Due to my bleeding problem I was not able to have an epidural. The last thing I needed was the potential for bleeding into my spine. I was given a PCA and was to press the button when the pain got too bad. I have no recollection of this, but I have been told that at one point I threw the PCA at the doctor and told him that it was as useful as "tits on a bull." Oops!
I was re-examined at about 6 pm. Only 2 cm dilated. Catherine's heart rate was dipping with each contraction and we were getting nervous. Andrew asked the midwife how long did she think that "the next bit" might take. Silly question, or so I thought. The midwife said that it could be a couple of hours or it might be another eight. At that apparently, I sat bolt upright and declared that there was "no way that I was going to be able to do this for another eight hours!"
Twenty minutes later I was examined again. Yuck! I can't complain really, from conception to delivery I was only examined internally the grand total of four times. In those twenty minutes I had jumped from 2 cm to 10 cm. No wonder that bit hurt.
Catherine's heart rate was dipping again. All of a sudden there was a great mass movement. People everywhere. Doctors looking at the fetal heart traces and talking in hushed tones. If anything was going to scare us it was that.
Because of my bleeding problem I had said that I did not want to have a forceps or vacuum delivery. If this baby had the same bleeding problem as me the last thing that I wanted was any trauma to her head. I can remember someone saying quite firmly, "We'd better get her to surgery fast." And we were off.
The birthing classes that I took while pregnant were run through the Community Midwifery Program. It was an active birthing workshop and we had a blast. We learned yoga poses, massage, swaying and rocking -- none of which I could remember during the labor. The blood pressure medication rendered me stupid. I couldn't focus on anything or anyone let alone tie myself in knots and think of rolling green hills and meditate.
The only thing that I could remember to do was the low guttural moaning that was meant to relax the pelvic floor and help things move downwards. As they took my down to the surgery room, I have been told that you could hear me moaning on other floors. How embarrassing! Mind you, at the time I had no idea.

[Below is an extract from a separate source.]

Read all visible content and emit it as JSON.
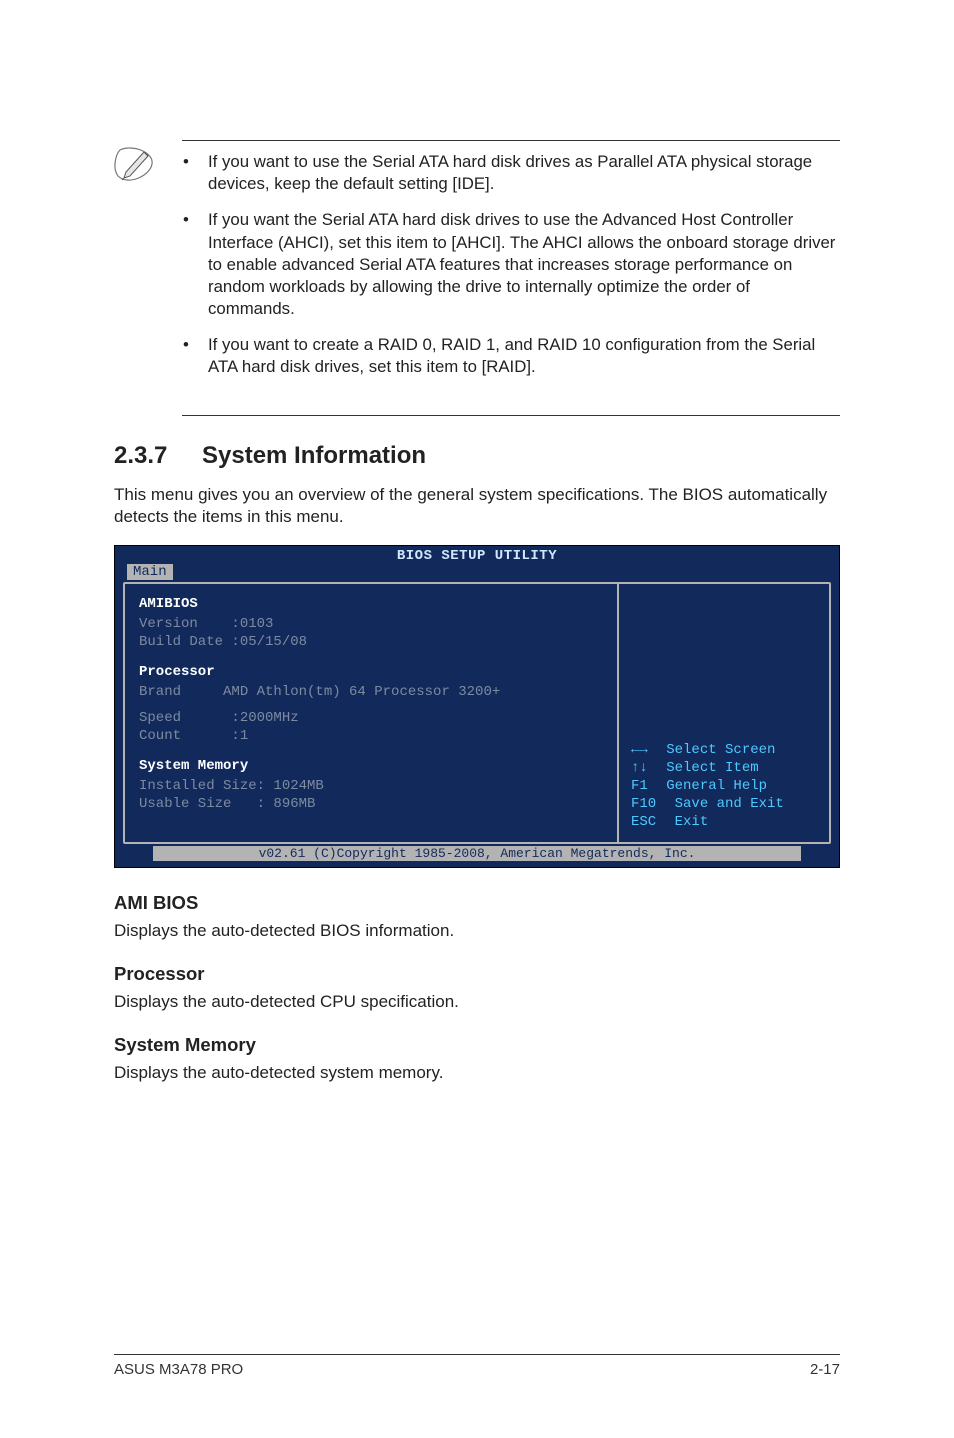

As I was wheeled out of the elevator and into the surgery room, the midwife told me that there was time for one last push, so I pushed. There was the doctor with his drugs in hand waiting to knock me out and then he looked and saw that Catherine was just about here. Where the heck was Andrew? I couldn't do this without him. Suddenly he was there and then, so was Catherine.